:: Goal of the exercise ::
Leaving the pictures aside, repeat the entries exactly.
──────── Record extracts ────────
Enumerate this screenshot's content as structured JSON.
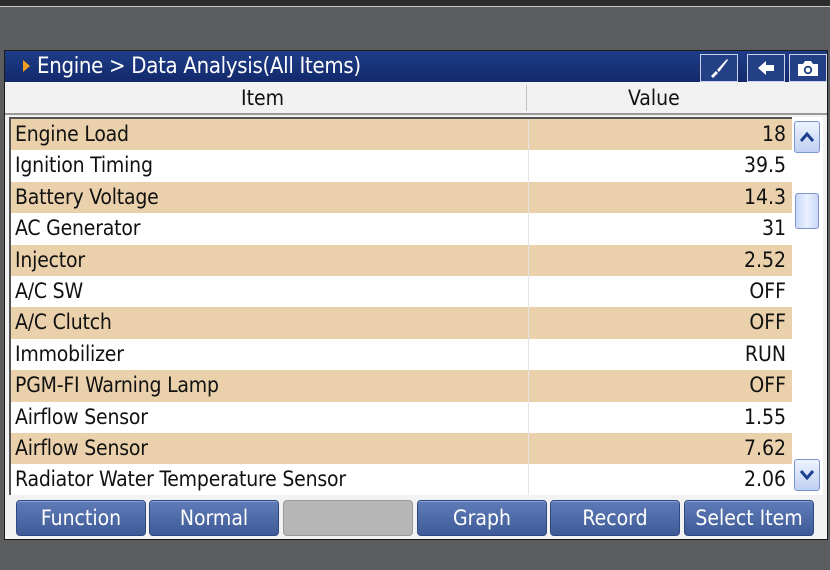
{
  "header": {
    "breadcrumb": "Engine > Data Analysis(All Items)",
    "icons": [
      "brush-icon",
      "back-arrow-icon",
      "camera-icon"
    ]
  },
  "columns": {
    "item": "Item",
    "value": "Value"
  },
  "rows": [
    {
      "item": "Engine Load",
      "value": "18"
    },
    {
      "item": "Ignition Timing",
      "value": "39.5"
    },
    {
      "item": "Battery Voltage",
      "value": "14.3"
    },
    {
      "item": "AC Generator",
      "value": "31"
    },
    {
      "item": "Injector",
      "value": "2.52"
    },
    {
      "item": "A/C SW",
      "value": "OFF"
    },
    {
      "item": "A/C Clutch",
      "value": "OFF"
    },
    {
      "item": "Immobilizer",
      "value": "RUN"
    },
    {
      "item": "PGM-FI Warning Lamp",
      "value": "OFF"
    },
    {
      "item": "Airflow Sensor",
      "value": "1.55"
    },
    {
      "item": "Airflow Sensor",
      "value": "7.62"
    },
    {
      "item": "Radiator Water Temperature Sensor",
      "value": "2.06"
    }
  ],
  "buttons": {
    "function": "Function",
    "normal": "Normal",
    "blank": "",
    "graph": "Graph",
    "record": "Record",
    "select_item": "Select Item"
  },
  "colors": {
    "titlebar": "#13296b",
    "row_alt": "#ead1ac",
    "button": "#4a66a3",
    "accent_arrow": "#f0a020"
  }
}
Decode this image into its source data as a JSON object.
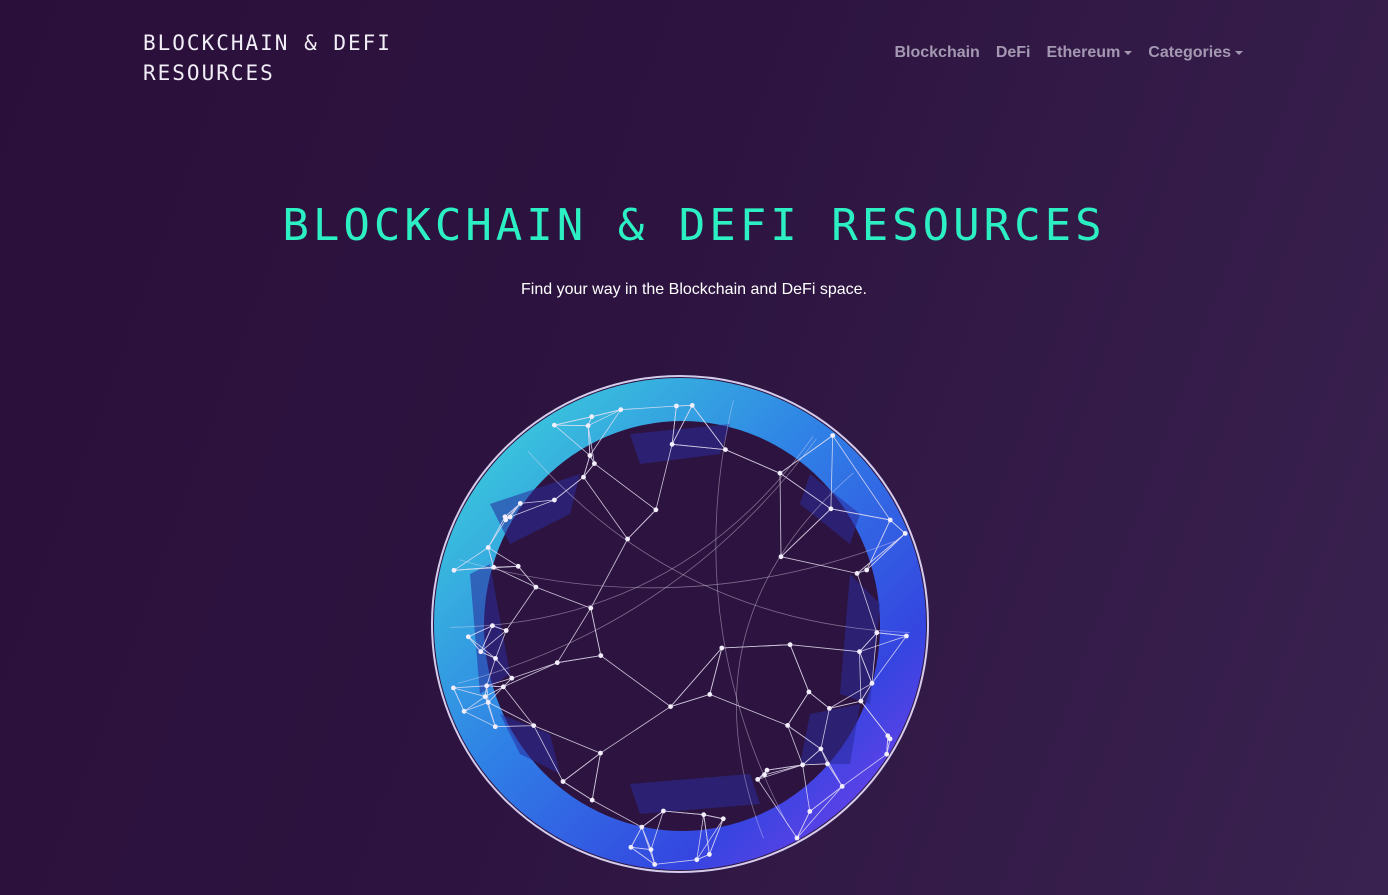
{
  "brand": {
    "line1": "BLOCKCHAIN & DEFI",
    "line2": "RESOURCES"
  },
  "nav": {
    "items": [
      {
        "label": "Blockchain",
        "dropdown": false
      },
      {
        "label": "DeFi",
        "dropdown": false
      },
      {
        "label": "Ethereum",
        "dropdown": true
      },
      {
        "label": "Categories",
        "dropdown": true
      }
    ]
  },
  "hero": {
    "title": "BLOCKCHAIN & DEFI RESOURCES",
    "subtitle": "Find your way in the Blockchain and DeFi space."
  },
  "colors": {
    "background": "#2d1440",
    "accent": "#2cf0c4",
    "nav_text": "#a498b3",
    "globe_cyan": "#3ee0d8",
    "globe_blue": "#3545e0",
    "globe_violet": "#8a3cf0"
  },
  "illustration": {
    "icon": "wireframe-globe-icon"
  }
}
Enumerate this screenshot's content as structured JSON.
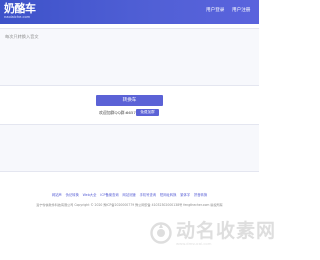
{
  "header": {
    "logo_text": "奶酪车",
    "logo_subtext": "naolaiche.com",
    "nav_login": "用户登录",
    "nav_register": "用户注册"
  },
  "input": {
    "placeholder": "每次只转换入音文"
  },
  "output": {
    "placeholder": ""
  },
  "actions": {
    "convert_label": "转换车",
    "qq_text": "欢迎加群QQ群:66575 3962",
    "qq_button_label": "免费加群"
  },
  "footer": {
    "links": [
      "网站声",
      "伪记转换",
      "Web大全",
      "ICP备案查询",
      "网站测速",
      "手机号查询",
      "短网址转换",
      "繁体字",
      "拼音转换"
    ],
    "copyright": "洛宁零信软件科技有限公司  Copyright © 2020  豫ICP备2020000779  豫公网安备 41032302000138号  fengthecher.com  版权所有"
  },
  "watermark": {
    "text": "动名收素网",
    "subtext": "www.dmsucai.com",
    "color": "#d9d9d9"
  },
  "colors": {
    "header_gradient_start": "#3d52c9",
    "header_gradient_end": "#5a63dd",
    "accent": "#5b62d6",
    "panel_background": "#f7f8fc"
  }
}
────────
:: Task solution ::
Enumerate this screenshot's content as structured JSON.
{
  "header": {
    "breadcrumb": "Engine > Data Analysis(All Items)",
    "icons": [
      "brush-icon",
      "back-arrow-icon",
      "camera-icon"
    ]
  },
  "columns": {
    "item": "Item",
    "value": "Value"
  },
  "rows": [
    {
      "item": "Engine Load",
      "value": "18"
    },
    {
      "item": "Ignition Timing",
      "value": "39.5"
    },
    {
      "item": "Battery Voltage",
      "value": "14.3"
    },
    {
      "item": "AC Generator",
      "value": "31"
    },
    {
      "item": "Injector",
      "value": "2.52"
    },
    {
      "item": "A/C SW",
      "value": "OFF"
    },
    {
      "item": "A/C Clutch",
      "value": "OFF"
    },
    {
      "item": "Immobilizer",
      "value": "RUN"
    },
    {
      "item": "PGM-FI Warning Lamp",
      "value": "OFF"
    },
    {
      "item": "Airflow Sensor",
      "value": "1.55"
    },
    {
      "item": "Airflow Sensor",
      "value": "7.62"
    },
    {
      "item": "Radiator Water Temperature Sensor",
      "value": "2.06"
    }
  ],
  "buttons": {
    "function": "Function",
    "normal": "Normal",
    "blank": "",
    "graph": "Graph",
    "record": "Record",
    "select_item": "Select Item"
  },
  "colors": {
    "titlebar": "#13296b",
    "row_alt": "#ead1ac",
    "button": "#4a66a3",
    "accent_arrow": "#f0a020"
  }
}
Decode this image into its source data as a JSON object.
{
  "brand": {
    "line1": "BLOCKCHAIN & DEFI",
    "line2": "RESOURCES"
  },
  "nav": {
    "items": [
      {
        "label": "Blockchain",
        "dropdown": false
      },
      {
        "label": "DeFi",
        "dropdown": false
      },
      {
        "label": "Ethereum",
        "dropdown": true
      },
      {
        "label": "Categories",
        "dropdown": true
      }
    ]
  },
  "hero": {
    "title": "BLOCKCHAIN & DEFI RESOURCES",
    "subtitle": "Find your way in the Blockchain and DeFi space."
  },
  "colors": {
    "background": "#2d1440",
    "accent": "#2cf0c4",
    "nav_text": "#a498b3",
    "globe_cyan": "#3ee0d8",
    "globe_blue": "#3545e0",
    "globe_violet": "#8a3cf0"
  },
  "illustration": {
    "icon": "wireframe-globe-icon"
  }
}
Enumerate this screenshot's content as structured JSON.
{
  "header": {
    "logo_text": "奶酪车",
    "logo_subtext": "naolaiche.com",
    "nav_login": "用户登录",
    "nav_register": "用户注册"
  },
  "input": {
    "placeholder": "每次只转换入音文"
  },
  "output": {
    "placeholder": ""
  },
  "actions": {
    "convert_label": "转换车",
    "qq_text": "欢迎加群QQ群:66575 3962",
    "qq_button_label": "免费加群"
  },
  "footer": {
    "links": [
      "网站声",
      "伪记转换",
      "Web大全",
      "ICP备案查询",
      "网站测速",
      "手机号查询",
      "短网址转换",
      "繁体字",
      "拼音转换"
    ],
    "copyright": "洛宁零信软件科技有限公司  Copyright © 2020  豫ICP备2020000779  豫公网安备 41032302000138号  fengthecher.com  版权所有"
  },
  "watermark": {
    "text": "动名收素网",
    "subtext": "www.dmsucai.com",
    "color": "#d9d9d9"
  },
  "colors": {
    "header_gradient_start": "#3d52c9",
    "header_gradient_end": "#5a63dd",
    "accent": "#5b62d6",
    "panel_background": "#f7f8fc"
  }
}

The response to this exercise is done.